- Your instructions
Where a line contains the word "coordonnées", copy that line from the records below.

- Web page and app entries
^^^^^^^^

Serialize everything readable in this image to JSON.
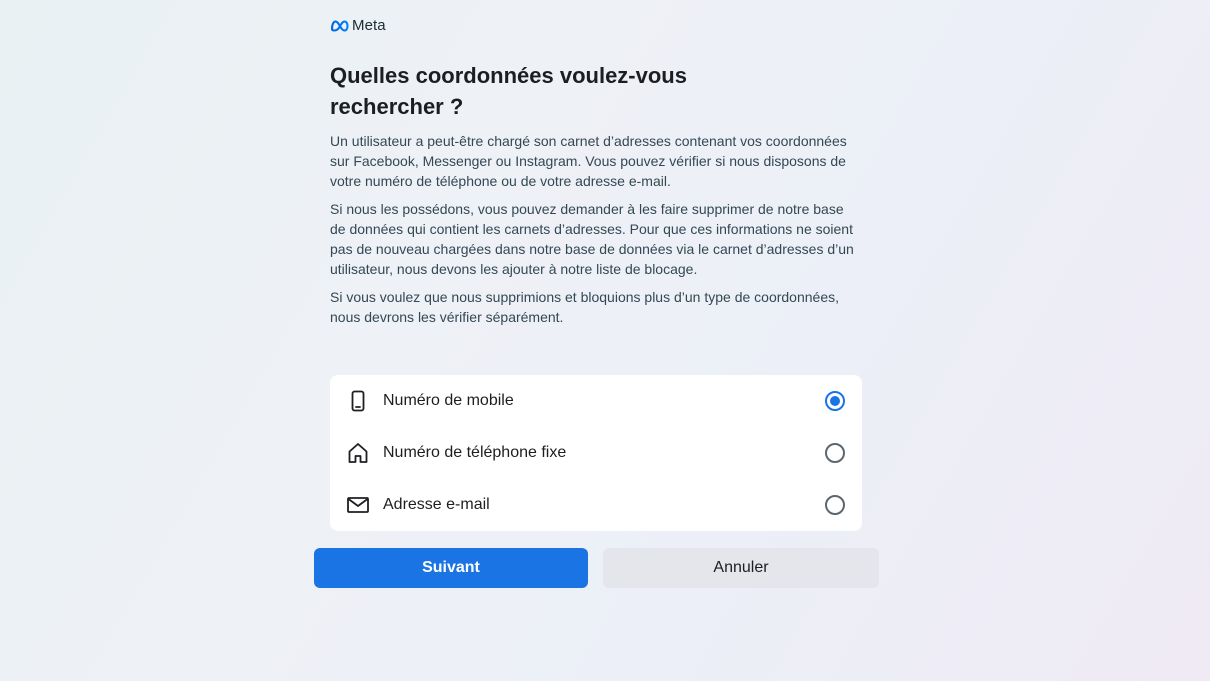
{
  "brand": {
    "name": "Meta",
    "logo_icon": "meta-infinity-logo",
    "accent_color": "#1b74e4"
  },
  "heading": "Quelles coordonnées voulez-vous rechercher ?",
  "paragraphs": [
    "Un utilisateur a peut-être chargé son carnet d’adresses contenant vos coordonnées sur Facebook, Messenger ou Instagram. Vous pouvez vérifier si nous disposons de votre numéro de téléphone ou de votre adresse e-mail.",
    "Si nous les possédons, vous pouvez demander à les faire supprimer de notre base de données qui contient les carnets d’adresses. Pour que ces informations ne soient pas de nouveau chargées dans notre base de données via le carnet d’adresses d’un utilisateur, nous devons les ajouter à notre liste de blocage.",
    "Si vous voulez que nous supprimions et bloquions plus d’un type de coordonnées, nous devrons les vérifier séparément."
  ],
  "options": [
    {
      "label": "Numéro de mobile",
      "icon": "mobile-phone-icon",
      "selected": true
    },
    {
      "label": "Numéro de téléphone fixe",
      "icon": "home-icon",
      "selected": false
    },
    {
      "label": "Adresse e-mail",
      "icon": "envelope-icon",
      "selected": false
    }
  ],
  "buttons": {
    "next_label": "Suivant",
    "cancel_label": "Annuler"
  }
}
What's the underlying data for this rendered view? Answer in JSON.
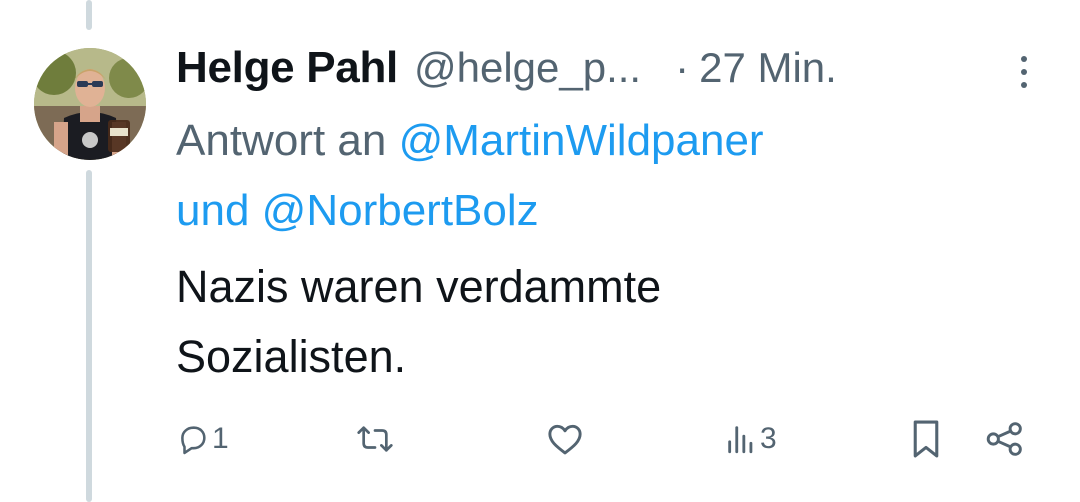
{
  "tweet": {
    "author": {
      "display_name": "Helge Pahl",
      "handle": "@helge_p...",
      "avatar_icon": "profile-photo"
    },
    "time_separator": "·",
    "time": "27 Min.",
    "reply_to": {
      "prefix": "Antwort an",
      "mention_1": "@MartinWildpaner",
      "conjunction": "und",
      "mention_2": "@NorbertBolz"
    },
    "text_line_1": "Nazis waren verdammte",
    "text_line_2": "Sozialisten.",
    "actions": {
      "reply_count": "1",
      "repost_count": "",
      "like_count": "",
      "views_count": "3"
    }
  },
  "icons": {
    "more": "more-vertical-icon",
    "reply": "reply-icon",
    "repost": "repost-icon",
    "like": "heart-icon",
    "views": "views-chart-icon",
    "bookmark": "bookmark-icon",
    "share": "share-icon"
  },
  "colors": {
    "text_primary": "#0f1419",
    "text_secondary": "#536471",
    "link": "#1d9bf0",
    "thread_line": "#cfd9de"
  }
}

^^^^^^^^

- Answer box
  "heading": "Quelles coordonnées voulez-vous rechercher ?",
    "Un utilisateur a peut-être chargé son carnet d’adresses contenant vos coordonnées sur Facebook, Messenger ou Instagram. Vous pouvez vérifier si nous disposons de votre numéro de téléphone ou de votre adresse e-mail.",
    "Si vous voulez que nous supprimions et bloquions plus d’un type de coordonnées, nous devrons les vérifier séparément."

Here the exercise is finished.